The Fed doesn’t influence mortgage rates as directly as credit card rates or deposit yields, but both borrowing costs tend to follow the same trends. Case in point: The benchmark for the 30-year fixed rate — the 10-year Treasury yield — has been holding among the highest levels in over a decade, as inflation stays hot, growth remains resilient and interest rates stay high. That key rate is expected to hit 3.96 percent by June 2025, according to the average forecast among the nation’s top economists.

Mortgage rates have been stubbornly stuck above 7 percent since February, and they’ve been above 6 percent since the fall of 2022 after not previously reaching levels that high since 2008, according to Bankrate’s historic mortgage rate data.

While the Federal Reserve does not directly impact mortgage rates, longer-term rates including mortgage rates do price in the expected path of future Fed rate moves. Once the Fed kicks off a rate cutting cycle, we do expect that mortgage rates will move somewhat lower. However, we expect that this cutting cycle will be relatively brief, and if markets agree with that expectation, long-term rates will not drop that far.
— Mike Fratantoni, Chief Economist at the Mortgage Bankers Association
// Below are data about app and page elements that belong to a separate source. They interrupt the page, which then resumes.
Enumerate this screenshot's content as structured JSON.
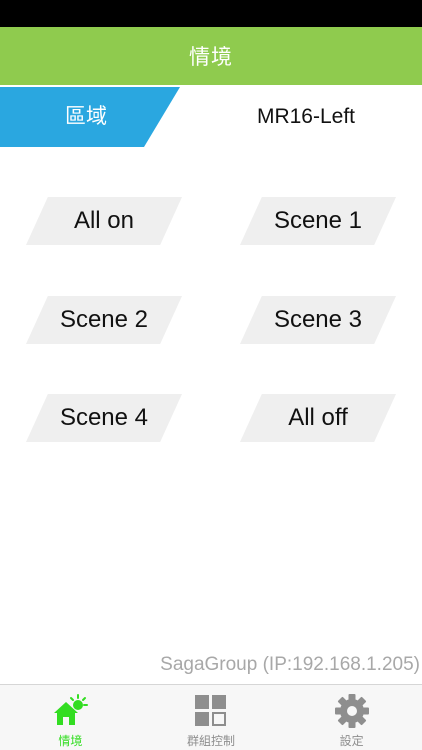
{
  "nav": {
    "title": "情境"
  },
  "zone": {
    "tab_label": "區域",
    "name": "MR16-Left"
  },
  "scenes": [
    {
      "label": "All on"
    },
    {
      "label": "Scene 1"
    },
    {
      "label": "Scene 2"
    },
    {
      "label": "Scene 3"
    },
    {
      "label": "Scene 4"
    },
    {
      "label": "All off"
    }
  ],
  "footer": {
    "ip_text": "SagaGroup (IP:192.168.1.205)"
  },
  "tabbar": {
    "items": [
      {
        "label": "情境",
        "icon": "house-lamp-icon",
        "active": true
      },
      {
        "label": "群組控制",
        "icon": "grid-icon",
        "active": false
      },
      {
        "label": "設定",
        "icon": "gear-icon",
        "active": false
      }
    ]
  },
  "colors": {
    "nav_bg": "#8fcb4e",
    "zone_tab_bg": "#2aa7e0",
    "scene_btn_bg": "#efefef",
    "tab_active": "#33dd22",
    "tab_inactive": "#8e8e8e",
    "footer_text": "#a8a8a8"
  }
}
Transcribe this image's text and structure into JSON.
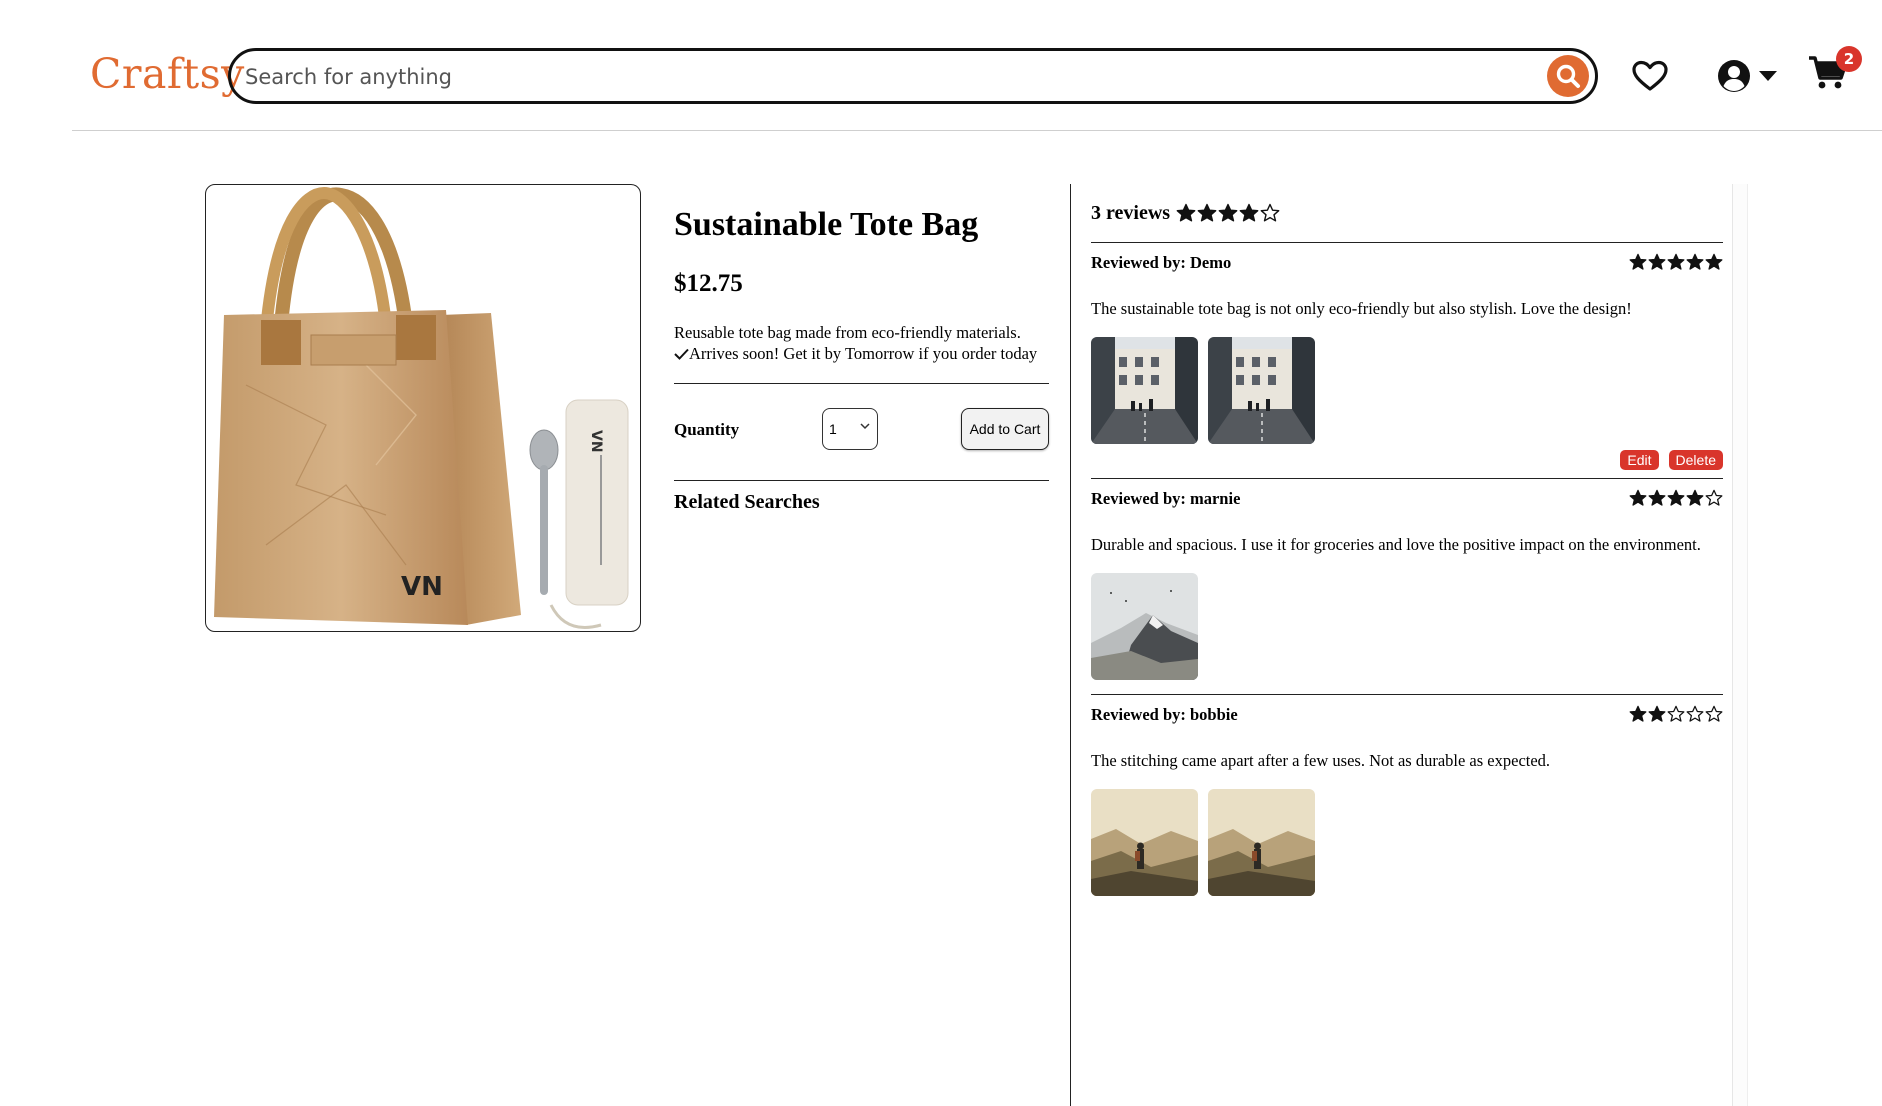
{
  "brand": {
    "name": "Craftsy",
    "accent": "#e06b32",
    "badge_color": "#d9352b"
  },
  "header": {
    "search_placeholder": "Search for anything",
    "cart_count": "2",
    "icons": [
      "search-icon",
      "heart-icon",
      "account-icon",
      "caret-down-icon",
      "cart-icon"
    ]
  },
  "product": {
    "title": "Sustainable Tote Bag",
    "price": "$12.75",
    "description": "Reusable tote bag made from eco-friendly materials.",
    "shipping": "Arrives soon! Get it by Tomorrow if you order today",
    "quantity_label": "Quantity",
    "quantity_value": "1",
    "add_to_cart": "Add to Cart",
    "related_searches": "Related Searches"
  },
  "reviews": {
    "summary": "3 reviews",
    "average_rating": 4,
    "items": [
      {
        "reviewer": "Reviewed by: Demo",
        "rating": 5,
        "text": "The sustainable tote bag is not only eco-friendly but also stylish. Love the design!",
        "photos": 2,
        "edit_label": "Edit",
        "delete_label": "Delete"
      },
      {
        "reviewer": "Reviewed by: marnie",
        "rating": 4,
        "text": "Durable and spacious. I use it for groceries and love the positive impact on the environment.",
        "photos": 1
      },
      {
        "reviewer": "Reviewed by: bobbie",
        "rating": 2,
        "text": "The stitching came apart after a few uses. Not as durable as expected.",
        "photos": 2
      }
    ]
  }
}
Persistent inflation and the Fed's commitment to maintaining higher rates for an extended period are expected to keep mortgage rates elevated and within a narrow range in the near term.
— Odeta Kushi, Deputy Chief Economist at First American Financial Corporation

The Second-Quarter 2024 Bankrate Economic Indicator Survey of economists was conducted Dec. 11-18. Survey requests were emailed to economists nationwide, and responses were submitted voluntarily online. Responding were: Mike Fratantoni, chief economist, Mortgage Bankers Association; Odeta Kushi, deputy chief economist, First American Financial Corporation; Yelena Maleyev, senior economist, KPMG US; Gregory Daco, chief economist, EY; Scott Anderson, chief U.S. economist, BMO; Dante DeAntonio, senior director, Moody’s Analytics; Lawrence Yun, chief economist, National Association of Realtors; Bernard Markstein, president and chief economist, Markstein Advisors; Robert Frick, corporate economist, Navy Federal Credit Union; Bill Dunkelberg, chief economist, NFIB; Joseph Mayans, director of U.S. economics, Experian; Mike Englund, chief economist, Action Economics; Brian Coulton, chief economist, Fitch Ratings; John E. Silvia, founder, Dynamic Economic Strategy; Tuan Nguyen, economist, RSM; Ryan Sweet, chief U.S. economist, Oxford Economics; and Patrick Horan, Research Fellow, Mercatus Center at George Mason University.